In 2020, towards the end of the year, they closed a deal to raise VC funding. Will says, "Honestly, and I'm not keeping any secrets about it, if I could keep raising from angels forever, I would. But eventually, you reach a point where you can't find enough people to write $300k checks, and even if you could, it would take a full year and be super distracting. The risk-reward ratio is now out of whack, and you just need someone to write a very big check.”
Within an arm's reach of desire
When asked about how the company distributes its products, Will responded with a straightforward and direct: "Every which way." This includes distribution via Amazon, their own warehouse which supports their DTC efforts, brick-and-mortar distributors, direct shipments to retailers, and even food services. "We distribute every possible way that you can distribute," says Will.
According to Will, there is a common misconception with CPG brands that the focus should be solely on DTC, because "you'll own the data and the customer relationship." While this might work for some companies, this advice is not necessarily the best approach.
Will explains, "If your product has substitutes, you should probably also be on Amazon because otherwise you are losing revenue. If someone types 'plant-based protein bar' and we don't show up, they will buy an alternative.”
This applies to brick-and-mortar stores as well. If an IQBAR customer thinks of protein bars while shopping for groceries, and IQBAR is not available, they will likely choose an alternative. This is precisely why Robert Woodruff, Coca-Cola's president from 1923 to 1985, promised to put Coke's products "within an arm's reach of desire." It's one of the main reasons why The Coca-Cola Company is a $250B+ giant.

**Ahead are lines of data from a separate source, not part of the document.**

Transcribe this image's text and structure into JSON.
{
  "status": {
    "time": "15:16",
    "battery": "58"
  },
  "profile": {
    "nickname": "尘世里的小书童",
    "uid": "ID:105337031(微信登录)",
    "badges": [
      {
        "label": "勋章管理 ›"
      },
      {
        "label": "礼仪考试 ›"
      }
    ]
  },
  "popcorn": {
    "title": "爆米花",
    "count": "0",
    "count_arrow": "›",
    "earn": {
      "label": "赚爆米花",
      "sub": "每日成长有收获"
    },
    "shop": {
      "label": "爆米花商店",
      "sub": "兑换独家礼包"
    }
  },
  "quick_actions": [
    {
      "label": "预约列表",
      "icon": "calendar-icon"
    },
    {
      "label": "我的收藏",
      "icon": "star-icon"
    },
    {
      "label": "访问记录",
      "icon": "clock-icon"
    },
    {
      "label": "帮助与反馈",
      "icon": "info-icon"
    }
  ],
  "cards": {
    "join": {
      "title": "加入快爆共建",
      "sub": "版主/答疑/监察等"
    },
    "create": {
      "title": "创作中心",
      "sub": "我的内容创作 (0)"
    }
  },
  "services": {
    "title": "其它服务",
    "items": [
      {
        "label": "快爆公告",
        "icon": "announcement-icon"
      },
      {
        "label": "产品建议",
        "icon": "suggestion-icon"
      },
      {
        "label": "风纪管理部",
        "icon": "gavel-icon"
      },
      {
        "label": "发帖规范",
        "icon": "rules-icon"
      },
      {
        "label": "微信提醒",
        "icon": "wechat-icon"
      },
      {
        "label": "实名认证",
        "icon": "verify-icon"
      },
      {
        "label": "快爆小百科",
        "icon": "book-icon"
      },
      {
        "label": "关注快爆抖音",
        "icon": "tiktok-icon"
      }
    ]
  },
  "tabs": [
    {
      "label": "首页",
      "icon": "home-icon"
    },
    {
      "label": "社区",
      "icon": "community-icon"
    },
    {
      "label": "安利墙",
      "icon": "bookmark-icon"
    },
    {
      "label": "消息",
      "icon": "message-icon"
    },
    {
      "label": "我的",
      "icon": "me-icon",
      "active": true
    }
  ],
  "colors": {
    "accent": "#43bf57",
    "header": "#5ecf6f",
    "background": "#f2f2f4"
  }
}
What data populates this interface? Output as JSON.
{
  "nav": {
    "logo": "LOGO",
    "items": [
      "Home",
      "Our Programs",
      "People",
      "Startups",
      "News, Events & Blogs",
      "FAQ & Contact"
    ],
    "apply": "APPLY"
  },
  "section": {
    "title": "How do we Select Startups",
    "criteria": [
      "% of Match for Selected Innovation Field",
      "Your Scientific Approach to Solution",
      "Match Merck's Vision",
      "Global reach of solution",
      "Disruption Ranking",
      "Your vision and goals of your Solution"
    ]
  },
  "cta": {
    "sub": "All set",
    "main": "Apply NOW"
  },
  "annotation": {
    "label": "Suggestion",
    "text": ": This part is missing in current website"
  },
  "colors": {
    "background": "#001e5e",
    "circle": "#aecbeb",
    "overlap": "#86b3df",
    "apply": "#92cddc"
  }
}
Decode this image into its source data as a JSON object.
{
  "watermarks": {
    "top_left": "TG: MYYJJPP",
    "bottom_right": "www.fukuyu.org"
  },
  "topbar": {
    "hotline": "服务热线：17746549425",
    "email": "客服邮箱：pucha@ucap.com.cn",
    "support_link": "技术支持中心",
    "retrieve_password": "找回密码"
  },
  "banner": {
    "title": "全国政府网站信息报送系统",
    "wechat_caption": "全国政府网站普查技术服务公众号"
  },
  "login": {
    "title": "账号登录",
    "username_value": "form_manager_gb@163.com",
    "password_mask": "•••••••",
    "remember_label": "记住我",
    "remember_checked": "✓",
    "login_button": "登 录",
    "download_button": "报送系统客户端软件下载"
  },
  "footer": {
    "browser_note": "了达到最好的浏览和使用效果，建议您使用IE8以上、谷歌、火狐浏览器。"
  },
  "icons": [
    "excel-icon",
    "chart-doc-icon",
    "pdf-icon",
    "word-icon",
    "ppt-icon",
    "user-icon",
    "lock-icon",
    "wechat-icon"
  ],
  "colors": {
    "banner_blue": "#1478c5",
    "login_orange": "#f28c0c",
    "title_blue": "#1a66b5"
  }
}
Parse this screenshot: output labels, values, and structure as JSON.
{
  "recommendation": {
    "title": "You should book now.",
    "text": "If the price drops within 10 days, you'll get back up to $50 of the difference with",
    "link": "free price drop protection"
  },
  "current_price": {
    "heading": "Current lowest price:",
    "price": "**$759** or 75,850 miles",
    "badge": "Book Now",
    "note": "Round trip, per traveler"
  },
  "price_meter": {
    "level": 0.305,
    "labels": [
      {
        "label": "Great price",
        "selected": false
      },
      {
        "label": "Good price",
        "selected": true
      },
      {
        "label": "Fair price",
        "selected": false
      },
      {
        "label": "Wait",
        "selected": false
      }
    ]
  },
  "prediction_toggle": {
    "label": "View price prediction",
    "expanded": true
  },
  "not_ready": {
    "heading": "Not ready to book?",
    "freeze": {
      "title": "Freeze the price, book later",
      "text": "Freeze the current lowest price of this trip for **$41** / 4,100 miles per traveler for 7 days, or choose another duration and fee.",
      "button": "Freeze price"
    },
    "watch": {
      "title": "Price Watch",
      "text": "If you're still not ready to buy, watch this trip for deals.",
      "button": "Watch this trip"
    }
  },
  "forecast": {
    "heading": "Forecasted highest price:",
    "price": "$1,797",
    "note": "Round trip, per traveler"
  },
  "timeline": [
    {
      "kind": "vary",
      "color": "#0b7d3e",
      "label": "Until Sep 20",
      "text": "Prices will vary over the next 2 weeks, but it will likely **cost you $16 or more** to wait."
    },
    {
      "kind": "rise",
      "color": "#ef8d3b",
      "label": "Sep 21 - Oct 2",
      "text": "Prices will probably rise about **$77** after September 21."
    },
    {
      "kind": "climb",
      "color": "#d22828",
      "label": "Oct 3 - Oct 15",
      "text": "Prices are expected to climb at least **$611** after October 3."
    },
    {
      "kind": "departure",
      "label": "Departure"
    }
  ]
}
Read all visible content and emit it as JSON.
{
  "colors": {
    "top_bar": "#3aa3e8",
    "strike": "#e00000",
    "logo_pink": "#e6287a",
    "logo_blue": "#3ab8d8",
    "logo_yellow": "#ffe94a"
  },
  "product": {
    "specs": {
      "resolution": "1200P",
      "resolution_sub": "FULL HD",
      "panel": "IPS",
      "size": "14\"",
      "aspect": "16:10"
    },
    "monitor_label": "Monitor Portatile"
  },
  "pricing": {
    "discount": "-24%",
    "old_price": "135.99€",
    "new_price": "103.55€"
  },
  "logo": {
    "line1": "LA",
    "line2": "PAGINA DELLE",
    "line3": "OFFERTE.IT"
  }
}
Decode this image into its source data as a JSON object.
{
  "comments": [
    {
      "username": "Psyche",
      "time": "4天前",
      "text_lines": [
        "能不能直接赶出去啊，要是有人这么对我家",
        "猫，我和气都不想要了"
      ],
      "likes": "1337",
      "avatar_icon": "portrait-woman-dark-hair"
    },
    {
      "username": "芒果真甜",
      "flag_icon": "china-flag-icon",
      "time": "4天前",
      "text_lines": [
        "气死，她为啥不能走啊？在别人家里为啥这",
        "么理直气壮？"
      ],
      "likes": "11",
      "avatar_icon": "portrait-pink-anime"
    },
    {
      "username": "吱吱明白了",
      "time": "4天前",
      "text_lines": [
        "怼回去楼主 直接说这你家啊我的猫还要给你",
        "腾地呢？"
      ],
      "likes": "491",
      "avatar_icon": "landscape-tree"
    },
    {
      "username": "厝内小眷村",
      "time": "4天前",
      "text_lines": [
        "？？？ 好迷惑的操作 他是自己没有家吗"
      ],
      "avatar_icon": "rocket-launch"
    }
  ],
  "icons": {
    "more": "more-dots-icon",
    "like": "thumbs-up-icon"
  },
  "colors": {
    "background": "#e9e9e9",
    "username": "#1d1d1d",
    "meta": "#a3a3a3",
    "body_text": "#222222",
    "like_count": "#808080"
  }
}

This takeaway applies not only to physical products but also to software. In the case of SaaS, your potential users should be able to access your product "within a click." If they have to wait a week to schedule a demo, get pricing, and start using the product, they will likely find an alternative that can solve their problem right away.